I have very soft water in North Wales UK, Calcium levels of approx 27ppm. Ignore your water (raw liquor) pH it has no bearing on mash pH or any other pH in the brewing process. I add a small quantity of DWB to the dry grains prior to the mash, this is a formulated blend of minerals.
The calcium ions are what aid the phosphates in the mash to alter the pH. By adding the correct amount of calcium the mash will be buffered enough to lower the pH down to the recommended mash range of 5.1 to 5.3. I measured my mash pH and it was spot on at 5.2. Mash pH is an important part of the brewing process.....well in my view
For Bitters, IPA's, and Pale Ales, the main ions and the approx target range of Theoretical Wort Values Pre Fermentation are: Nitrate (0 - 50 ppm), Calcium (180 - 220), Magnesium ( 0 - 50), Chloride (150 - 250), Sulphate (250 - 450) and Alkalinity as CaCO3 (20 - 60). With my very soft water the Alkalinity as CaCO3 is about 8ppm a lot lower than the target but it wont affect the beer that is made, I could add Na2CO3 to bring this up to target range but the quantities would be very small and not worth it.
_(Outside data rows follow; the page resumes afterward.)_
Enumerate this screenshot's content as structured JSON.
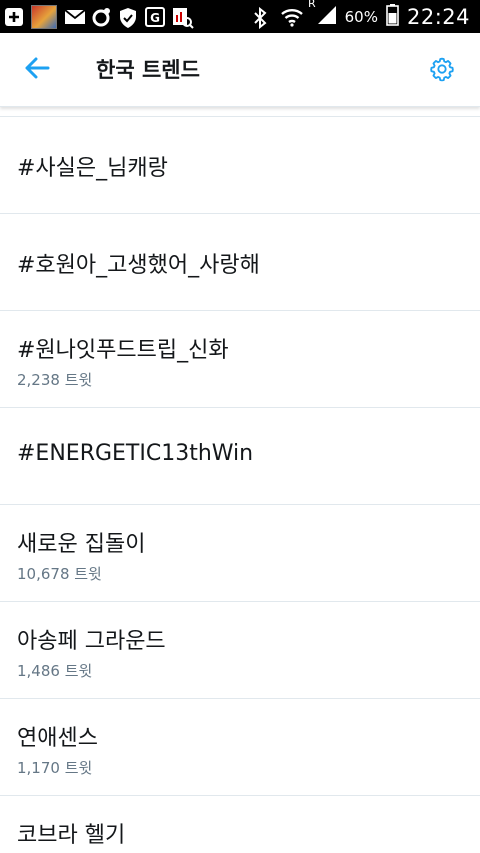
{
  "status_bar": {
    "battery_percent": "60%",
    "time": "22:24",
    "signal_label": "R",
    "left_icons": [
      "add-icon",
      "app-thumbnail",
      "mail-icon",
      "circle-app-icon",
      "shield-icon",
      "gps-icon",
      "image-search-icon"
    ],
    "right_icons": [
      "bluetooth-icon",
      "wifi-icon",
      "signal-icon",
      "battery-icon"
    ]
  },
  "header": {
    "title": "한국 트렌드",
    "back_icon": "arrow-left-icon",
    "settings_icon": "gear-icon",
    "accent_color": "#1da1f2"
  },
  "trends": [
    {
      "name": "#사실은_님캐랑",
      "count": ""
    },
    {
      "name": "#호원아_고생했어_사랑해",
      "count": ""
    },
    {
      "name": "#원나잇푸드트립_신화",
      "count": "2,238 트윗"
    },
    {
      "name": "#ENERGETIC13thWin",
      "count": ""
    },
    {
      "name": "새로운 집돌이",
      "count": "10,678 트윗"
    },
    {
      "name": "아송페 그라운드",
      "count": "1,486 트윗"
    },
    {
      "name": "연애센스",
      "count": "1,170 트윗"
    },
    {
      "name": "코브라 헬기",
      "count": ""
    }
  ]
}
You can alter the water profile in BeerSmith to your hearts content, some is detailed in Oginme's response earlier of course. What I did is take the Burton type of water profile that is listed in Beer smith and used this a template for my water and added the ions that are most relevant to the brewing process.
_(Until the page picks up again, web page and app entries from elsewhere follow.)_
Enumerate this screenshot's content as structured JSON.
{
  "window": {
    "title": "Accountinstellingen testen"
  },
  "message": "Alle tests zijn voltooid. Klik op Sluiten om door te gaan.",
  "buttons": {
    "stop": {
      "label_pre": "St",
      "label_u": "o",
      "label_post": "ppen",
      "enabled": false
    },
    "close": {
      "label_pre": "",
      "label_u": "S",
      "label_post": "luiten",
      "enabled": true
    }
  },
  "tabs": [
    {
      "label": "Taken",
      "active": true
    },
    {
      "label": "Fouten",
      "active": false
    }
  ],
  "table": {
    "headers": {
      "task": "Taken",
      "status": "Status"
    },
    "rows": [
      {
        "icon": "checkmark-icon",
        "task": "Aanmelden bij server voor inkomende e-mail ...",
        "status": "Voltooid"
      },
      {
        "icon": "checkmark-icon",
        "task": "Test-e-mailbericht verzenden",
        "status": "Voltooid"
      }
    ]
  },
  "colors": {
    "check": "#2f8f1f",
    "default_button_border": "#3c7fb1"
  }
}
I also add Campden tabs to the total quantity of the raw liquor that I intend to use for the brew before starting. This purely drives off the chlorine/chloramine species in my raw liquor